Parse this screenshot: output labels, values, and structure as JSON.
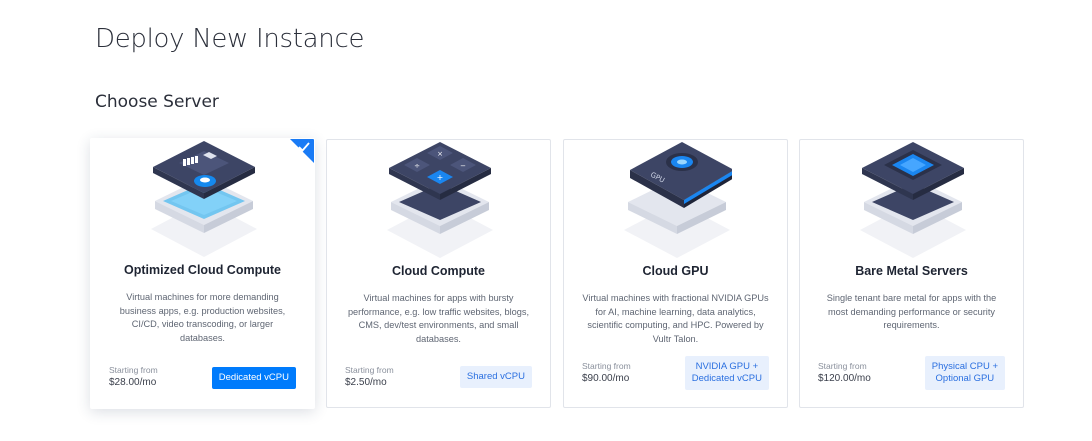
{
  "page": {
    "title": "Deploy New Instance",
    "section_title": "Choose Server"
  },
  "colors": {
    "accent": "#007bfc",
    "badge_bg": "#e8f0fd",
    "badge_text": "#2a6fe0",
    "server_dark": "#3d4565",
    "server_light": "#eef0f5"
  },
  "cards": [
    {
      "name": "Optimized Cloud Compute",
      "description": "Virtual machines for more demanding business apps, e.g. production websites, CI/CD, video transcoding, or larger databases.",
      "price_label": "Starting from",
      "price": "$28.00/mo",
      "badge": "Dedicated vCPU",
      "selected": true,
      "icon": "optimized-compute-server-icon"
    },
    {
      "name": "Cloud Compute",
      "description": "Virtual machines for apps with bursty performance, e.g. low traffic websites, blogs, CMS, dev/test environments, and small databases.",
      "price_label": "Starting from",
      "price": "$2.50/mo",
      "badge": "Shared vCPU",
      "selected": false,
      "icon": "cloud-compute-server-icon"
    },
    {
      "name": "Cloud GPU",
      "description": "Virtual machines with fractional NVIDIA GPUs for AI, machine learning, data analytics, scientific computing, and HPC. Powered by Vultr Talon.",
      "price_label": "Starting from",
      "price": "$90.00/mo",
      "badge_line1": "NVIDIA GPU +",
      "badge_line2": "Dedicated vCPU",
      "gpu_label": "GPU",
      "selected": false,
      "icon": "gpu-card-icon"
    },
    {
      "name": "Bare Metal Servers",
      "description": "Single tenant bare metal for apps with the most demanding performance or security requirements.",
      "price_label": "Starting from",
      "price": "$120.00/mo",
      "badge_line1": "Physical CPU +",
      "badge_line2": "Optional GPU",
      "selected": false,
      "icon": "bare-metal-server-icon"
    }
  ]
}
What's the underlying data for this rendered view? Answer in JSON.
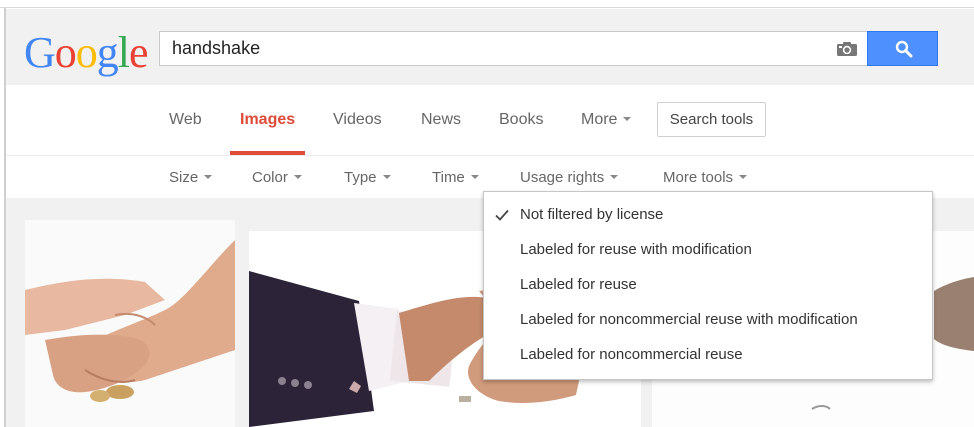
{
  "logo": {
    "letters": [
      "G",
      "o",
      "o",
      "g",
      "l",
      "e"
    ],
    "colors": [
      "#4285f4",
      "#ea4335",
      "#fbbc05",
      "#4285f4",
      "#34a853",
      "#ea4335"
    ]
  },
  "search": {
    "query": "handshake",
    "camera_icon": "camera-icon",
    "search_icon": "magnifier-icon",
    "button_color": "#4d90fe"
  },
  "nav": {
    "items": [
      {
        "label": "Web"
      },
      {
        "label": "Images"
      },
      {
        "label": "Videos"
      },
      {
        "label": "News"
      },
      {
        "label": "Books"
      },
      {
        "label": "More"
      }
    ],
    "active_color": "#dd4b39",
    "search_tools": "Search tools"
  },
  "tools": {
    "items": [
      {
        "label": "Size"
      },
      {
        "label": "Color"
      },
      {
        "label": "Type"
      },
      {
        "label": "Time"
      },
      {
        "label": "Usage rights"
      },
      {
        "label": "More tools"
      }
    ]
  },
  "usage_rights_menu": {
    "items": [
      {
        "label": "Not filtered by license",
        "checked": true
      },
      {
        "label": "Labeled for reuse with modification",
        "checked": false
      },
      {
        "label": "Labeled for reuse",
        "checked": false
      },
      {
        "label": "Labeled for noncommercial reuse with modification",
        "checked": false
      },
      {
        "label": "Labeled for noncommercial reuse",
        "checked": false
      }
    ]
  }
}
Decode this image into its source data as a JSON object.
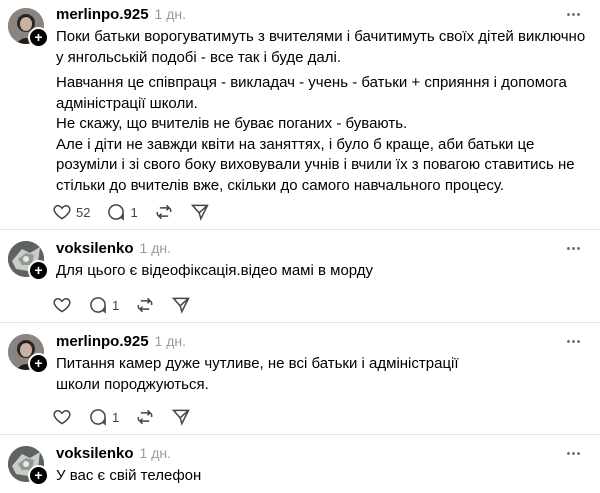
{
  "comments": [
    {
      "username": "merlinpo.925",
      "time": "1 дн.",
      "avatar": "merlinpo-avatar",
      "paragraphs": [
        "Поки батьки ворогуватимуть з вчителями і бачитимуть своїх дітей виключно у янгольській подобі - все так і буде далі.",
        "Навчання це співпраця - викладач - учень - батьки + сприяння і допомога адміністрації школи.\nНе скажу, що вчителів не буває поганих - бувають.\nАле і діти не завжди квіти на заняттях, і було б краще, аби батьки це розуміли і зі свого боку виховували учнів і вчили їх з повагою ставитись не стільки до вчителів вже, скільки до самого навчального процесу."
      ],
      "likes": "52",
      "replies": "1",
      "reposts": "",
      "icons": [
        "heart-icon",
        "comment-icon",
        "repost-icon",
        "share-icon"
      ]
    },
    {
      "username": "voksilenko",
      "time": "1 дн.",
      "avatar": "voksilenko-avatar",
      "paragraphs": [
        "Для цього є відеофіксація.відео мамі в морду"
      ],
      "likes": "",
      "replies": "1",
      "reposts": ""
    },
    {
      "username": "merlinpo.925",
      "time": "1 дн.",
      "avatar": "merlinpo-avatar",
      "paragraphs": [
        "Питання камер дуже чутливе, не всі батьки і адміністрації\nшколи породжуються."
      ],
      "likes": "",
      "replies": "1",
      "reposts": ""
    },
    {
      "username": "voksilenko",
      "time": "1 дн.",
      "avatar": "voksilenko-avatar",
      "paragraphs": [
        "У вас є свій телефон"
      ]
    }
  ]
}
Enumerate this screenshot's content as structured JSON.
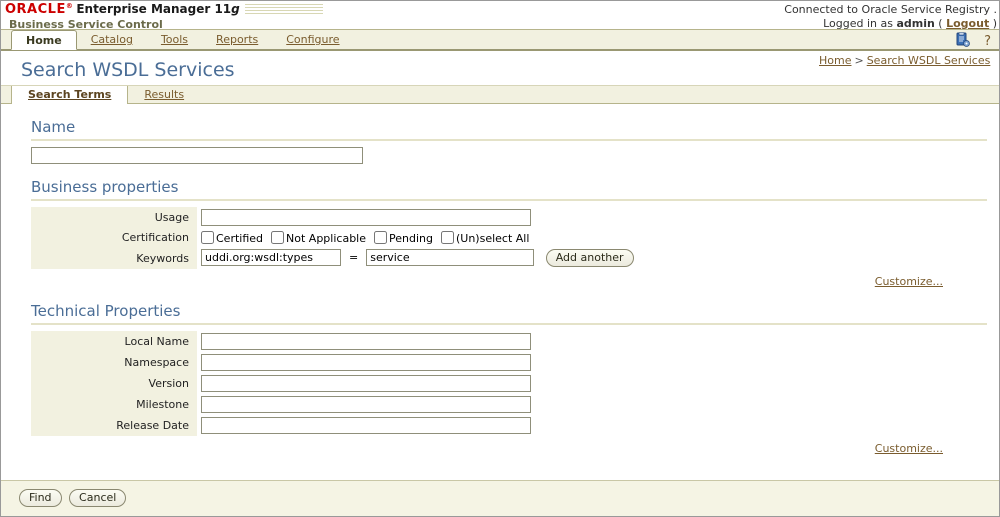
{
  "header": {
    "logo": "ORACLE",
    "logo_reg": "®",
    "product": "Enterprise Manager 11",
    "product_g": "g",
    "subtitle": "Business Service Control",
    "connected_text": "Connected to Oracle Service Registry .",
    "logged_in_prefix": "Logged in as ",
    "user": "admin",
    "paren_open": " ( ",
    "logout_label": "Logout",
    "paren_close": " )"
  },
  "global_tabs": [
    {
      "label": "Home",
      "active": true
    },
    {
      "label": "Catalog",
      "active": false
    },
    {
      "label": "Tools",
      "active": false
    },
    {
      "label": "Reports",
      "active": false
    },
    {
      "label": "Configure",
      "active": false
    }
  ],
  "global_tools": {
    "preferences_icon": "clipboard-preferences-icon",
    "help_label": "?"
  },
  "page": {
    "title": "Search WSDL Services",
    "breadcrumb": {
      "home": "Home",
      "separator": ">",
      "current": "Search WSDL Services"
    }
  },
  "sub_tabs": [
    {
      "label": "Search Terms",
      "active": true
    },
    {
      "label": "Results",
      "active": false
    }
  ],
  "sections": {
    "name": {
      "heading": "Name",
      "input_value": "",
      "input_placeholder": ""
    },
    "business": {
      "heading": "Business properties",
      "usage_label": "Usage",
      "usage_value": "",
      "certification_label": "Certification",
      "certification_options": [
        {
          "label": "Certified",
          "checked": false
        },
        {
          "label": "Not Applicable",
          "checked": false
        },
        {
          "label": "Pending",
          "checked": false
        },
        {
          "label": "(Un)select All",
          "checked": false
        }
      ],
      "keywords_label": "Keywords",
      "keyword_name": "uddi.org:wsdl:types",
      "keyword_equals": "=",
      "keyword_value": "service",
      "add_another_label": "Add another",
      "customize_label": "Customize..."
    },
    "technical": {
      "heading": "Technical Properties",
      "fields": [
        {
          "label": "Local Name",
          "value": ""
        },
        {
          "label": "Namespace",
          "value": ""
        },
        {
          "label": "Version",
          "value": ""
        },
        {
          "label": "Milestone",
          "value": ""
        },
        {
          "label": "Release Date",
          "value": ""
        }
      ],
      "customize_label": "Customize..."
    }
  },
  "footer": {
    "find_label": "Find",
    "cancel_label": "Cancel"
  },
  "colors": {
    "oracle_red": "#cc0000",
    "heading_blue": "#4a6d96",
    "link_brown": "#7a5c2e",
    "panel_beige": "#f2f1e0",
    "footer_beige": "#f5f4e4"
  }
}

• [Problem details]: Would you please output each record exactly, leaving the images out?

• [Exercise answer]:
Parse this screenshot: output labels, values, and structure as JSON.
{
  "page": {
    "title": "Deploy New Instance",
    "section_title": "Choose Server"
  },
  "colors": {
    "accent": "#007bfc",
    "badge_bg": "#e8f0fd",
    "badge_text": "#2a6fe0",
    "server_dark": "#3d4565",
    "server_light": "#eef0f5"
  },
  "cards": [
    {
      "name": "Optimized Cloud Compute",
      "description": "Virtual machines for more demanding business apps, e.g. production websites, CI/CD, video transcoding, or larger databases.",
      "price_label": "Starting from",
      "price": "$28.00/mo",
      "badge": "Dedicated vCPU",
      "selected": true,
      "icon": "optimized-compute-server-icon"
    },
    {
      "name": "Cloud Compute",
      "description": "Virtual machines for apps with bursty performance, e.g. low traffic websites, blogs, CMS, dev/test environments, and small databases.",
      "price_label": "Starting from",
      "price": "$2.50/mo",
      "badge": "Shared vCPU",
      "selected": false,
      "icon": "cloud-compute-server-icon"
    },
    {
      "name": "Cloud GPU",
      "description": "Virtual machines with fractional NVIDIA GPUs for AI, machine learning, data analytics, scientific computing, and HPC. Powered by Vultr Talon.",
      "price_label": "Starting from",
      "price": "$90.00/mo",
      "badge_line1": "NVIDIA GPU +",
      "badge_line2": "Dedicated vCPU",
      "gpu_label": "GPU",
      "selected": false,
      "icon": "gpu-card-icon"
    },
    {
      "name": "Bare Metal Servers",
      "description": "Single tenant bare metal for apps with the most demanding performance or security requirements.",
      "price_label": "Starting from",
      "price": "$120.00/mo",
      "badge_line1": "Physical CPU +",
      "badge_line2": "Optional GPU",
      "selected": false,
      "icon": "bare-metal-server-icon"
    }
  ]
}
What's the underlying data for this rendered view? Answer in JSON.
{
  "logo": {
    "letters": [
      "G",
      "o",
      "o",
      "g",
      "l",
      "e"
    ],
    "colors": [
      "#4285f4",
      "#ea4335",
      "#fbbc05",
      "#4285f4",
      "#34a853",
      "#ea4335"
    ]
  },
  "search": {
    "query": "handshake",
    "camera_icon": "camera-icon",
    "search_icon": "magnifier-icon",
    "button_color": "#4d90fe"
  },
  "nav": {
    "items": [
      {
        "label": "Web"
      },
      {
        "label": "Images"
      },
      {
        "label": "Videos"
      },
      {
        "label": "News"
      },
      {
        "label": "Books"
      },
      {
        "label": "More"
      }
    ],
    "active_color": "#dd4b39",
    "search_tools": "Search tools"
  },
  "tools": {
    "items": [
      {
        "label": "Size"
      },
      {
        "label": "Color"
      },
      {
        "label": "Type"
      },
      {
        "label": "Time"
      },
      {
        "label": "Usage rights"
      },
      {
        "label": "More tools"
      }
    ]
  },
  "usage_rights_menu": {
    "items": [
      {
        "label": "Not filtered by license",
        "checked": true
      },
      {
        "label": "Labeled for reuse with modification",
        "checked": false
      },
      {
        "label": "Labeled for reuse",
        "checked": false
      },
      {
        "label": "Labeled for noncommercial reuse with modification",
        "checked": false
      },
      {
        "label": "Labeled for noncommercial reuse",
        "checked": false
      }
    ]
  }
}
Decode this image into its source data as a JSON object.
{
  "comments": [
    {
      "username": "merlinpo.925",
      "time": "1 дн.",
      "avatar": "merlinpo-avatar",
      "paragraphs": [
        "Поки батьки ворогуватимуть з вчителями і бачитимуть своїх дітей виключно у янгольській подобі - все так і буде далі.",
        "Навчання це співпраця - викладач - учень - батьки + сприяння і допомога адміністрації школи.\nНе скажу, що вчителів не буває поганих - бувають.\nАле і діти не завжди квіти на заняттях, і було б краще, аби батьки це розуміли і зі свого боку виховували учнів і вчили їх з повагою ставитись не стільки до вчителів вже, скільки до самого навчального процесу."
      ],
      "likes": "52",
      "replies": "1",
      "reposts": "",
      "icons": [
        "heart-icon",
        "comment-icon",
        "repost-icon",
        "share-icon"
      ]
    },
    {
      "username": "voksilenko",
      "time": "1 дн.",
      "avatar": "voksilenko-avatar",
      "paragraphs": [
        "Для цього є відеофіксація.відео мамі в морду"
      ],
      "likes": "",
      "replies": "1",
      "reposts": ""
    },
    {
      "username": "merlinpo.925",
      "time": "1 дн.",
      "avatar": "merlinpo-avatar",
      "paragraphs": [
        "Питання камер дуже чутливе, не всі батьки і адміністрації\nшколи породжуються."
      ],
      "likes": "",
      "replies": "1",
      "reposts": ""
    },
    {
      "username": "voksilenko",
      "time": "1 дн.",
      "avatar": "voksilenko-avatar",
      "paragraphs": [
        "У вас є свій телефон"
      ]
    }
  ]
}
Enumerate this screenshot's content as structured JSON.
{
  "header": {
    "logo": "ORACLE",
    "logo_reg": "®",
    "product": "Enterprise Manager 11",
    "product_g": "g",
    "subtitle": "Business Service Control",
    "connected_text": "Connected to Oracle Service Registry .",
    "logged_in_prefix": "Logged in as ",
    "user": "admin",
    "paren_open": " ( ",
    "logout_label": "Logout",
    "paren_close": " )"
  },
  "global_tabs": [
    {
      "label": "Home",
      "active": true
    },
    {
      "label": "Catalog",
      "active": false
    },
    {
      "label": "Tools",
      "active": false
    },
    {
      "label": "Reports",
      "active": false
    },
    {
      "label": "Configure",
      "active": false
    }
  ],
  "global_tools": {
    "preferences_icon": "clipboard-preferences-icon",
    "help_label": "?"
  },
  "page": {
    "title": "Search WSDL Services",
    "breadcrumb": {
      "home": "Home",
      "separator": ">",
      "current": "Search WSDL Services"
    }
  },
  "sub_tabs": [
    {
      "label": "Search Terms",
      "active": true
    },
    {
      "label": "Results",
      "active": false
    }
  ],
  "sections": {
    "name": {
      "heading": "Name",
      "input_value": "",
      "input_placeholder": ""
    },
    "business": {
      "heading": "Business properties",
      "usage_label": "Usage",
      "usage_value": "",
      "certification_label": "Certification",
      "certification_options": [
        {
          "label": "Certified",
          "checked": false
        },
        {
          "label": "Not Applicable",
          "checked": false
        },
        {
          "label": "Pending",
          "checked": false
        },
        {
          "label": "(Un)select All",
          "checked": false
        }
      ],
      "keywords_label": "Keywords",
      "keyword_name": "uddi.org:wsdl:types",
      "keyword_equals": "=",
      "keyword_value": "service",
      "add_another_label": "Add another",
      "customize_label": "Customize..."
    },
    "technical": {
      "heading": "Technical Properties",
      "fields": [
        {
          "label": "Local Name",
          "value": ""
        },
        {
          "label": "Namespace",
          "value": ""
        },
        {
          "label": "Version",
          "value": ""
        },
        {
          "label": "Milestone",
          "value": ""
        },
        {
          "label": "Release Date",
          "value": ""
        }
      ],
      "customize_label": "Customize..."
    }
  },
  "footer": {
    "find_label": "Find",
    "cancel_label": "Cancel"
  },
  "colors": {
    "oracle_red": "#cc0000",
    "heading_blue": "#4a6d96",
    "link_brown": "#7a5c2e",
    "panel_beige": "#f2f1e0",
    "footer_beige": "#f5f4e4"
  }
}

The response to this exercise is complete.